- **TASK REQUIREMENTS**: Count how many lines in the entries below hold "تاریخ". Only the number belongs in the answer.

- **SOURCE MATERIAL**:

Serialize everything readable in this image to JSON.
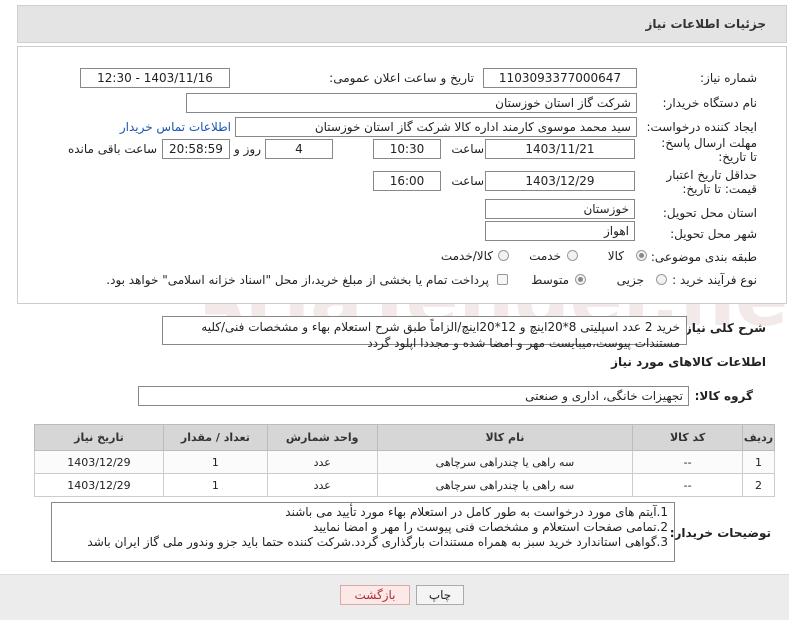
{
  "header": {
    "title": "جزئیات اطلاعات نیاز"
  },
  "form": {
    "need_number": {
      "label": "شماره نیاز:",
      "value": "1103093377000647"
    },
    "announce": {
      "label": "تاریخ و ساعت اعلان عمومی:",
      "value": "1403/11/16 - 12:30"
    },
    "buyer_org": {
      "label": "نام دستگاه خریدار:",
      "value": "شرکت گاز استان خوزستان"
    },
    "requester": {
      "label": "ایجاد کننده درخواست:",
      "value": "سید محمد موسوی کارمند اداره کالا شرکت گاز استان خوزستان",
      "link": "اطلاعات تماس خریدار"
    },
    "deadline": {
      "label": "مهلت ارسال پاسخ: تا تاریخ:",
      "date": "1403/11/21",
      "time_label": "ساعت",
      "time": "10:30",
      "days": "4",
      "days_label": "روز و",
      "remaining": "20:58:59",
      "remaining_label": "ساعت باقی مانده"
    },
    "price_validity": {
      "label": "حداقل تاریخ اعتبار قیمت: تا تاریخ:",
      "date": "1403/12/29",
      "time_label": "ساعت",
      "time": "16:00"
    },
    "province": {
      "label": "استان محل تحویل:",
      "value": "خوزستان"
    },
    "city": {
      "label": "شهر محل تحویل:",
      "value": "اهواز"
    },
    "category": {
      "label": "طبقه بندی موضوعی:",
      "options": [
        "کالا",
        "خدمت",
        "کالا/خدمت"
      ],
      "selected": "کالا"
    },
    "process": {
      "label": "نوع فرآیند خرید :",
      "options": [
        "جزیی",
        "متوسط"
      ],
      "selected": "متوسط",
      "payment_note": "پرداخت تمام یا بخشی از مبلغ خرید،از محل \"اسناد خزانه اسلامی\" خواهد بود."
    }
  },
  "general_desc": {
    "label": "شرح کلی نیاز:",
    "value": "خرید 2 عدد اسپلیتی 8*20اینچ و 12*20اینچ/الزاماً طبق شرح استعلام بهاء و مشخصات فنی/کلیه مستندات پیوست،میبایست مهر و امضا شده و مجددا اپلود گردد"
  },
  "items_section": {
    "title": "اطلاعات کالاهای مورد نیاز",
    "group_label": "گروه کالا:",
    "group_value": "تجهیزات خانگی، اداری و صنعتی"
  },
  "table": {
    "headers": [
      "ردیف",
      "کد کالا",
      "نام کالا",
      "واحد شمارش",
      "تعداد / مقدار",
      "تاریخ نیاز"
    ],
    "rows": [
      [
        "1",
        "--",
        "سه راهی یا چندراهی سرچاهی",
        "عدد",
        "1",
        "1403/12/29"
      ],
      [
        "2",
        "--",
        "سه راهی یا چندراهی سرچاهی",
        "عدد",
        "1",
        "1403/12/29"
      ]
    ]
  },
  "notes": {
    "label": "توضیحات خریدار:",
    "lines": [
      "1.آیتم های مورد درخواست به طور کامل در استعلام بهاء مورد تأیید می باشند",
      "2.تمامی صفحات استعلام و مشخصات فنی پیوست را مهر و امضا نمایید",
      "3.گواهی استاندارد خرید سبز به همراه مستندات بارگذاری گردد.شرکت کننده حتما باید جزو وندور ملی گاز ایران باشد"
    ]
  },
  "buttons": {
    "print": "چاپ",
    "back": "بازگشت"
  },
  "watermark": {
    "text": "AriaTender.net"
  },
  "colors": {
    "link": "#1a56b0",
    "header_bg": "#e4e4e4",
    "back_button_bg": "#fde8e8"
  }
}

- **WRITTEN SOLUTION**: 4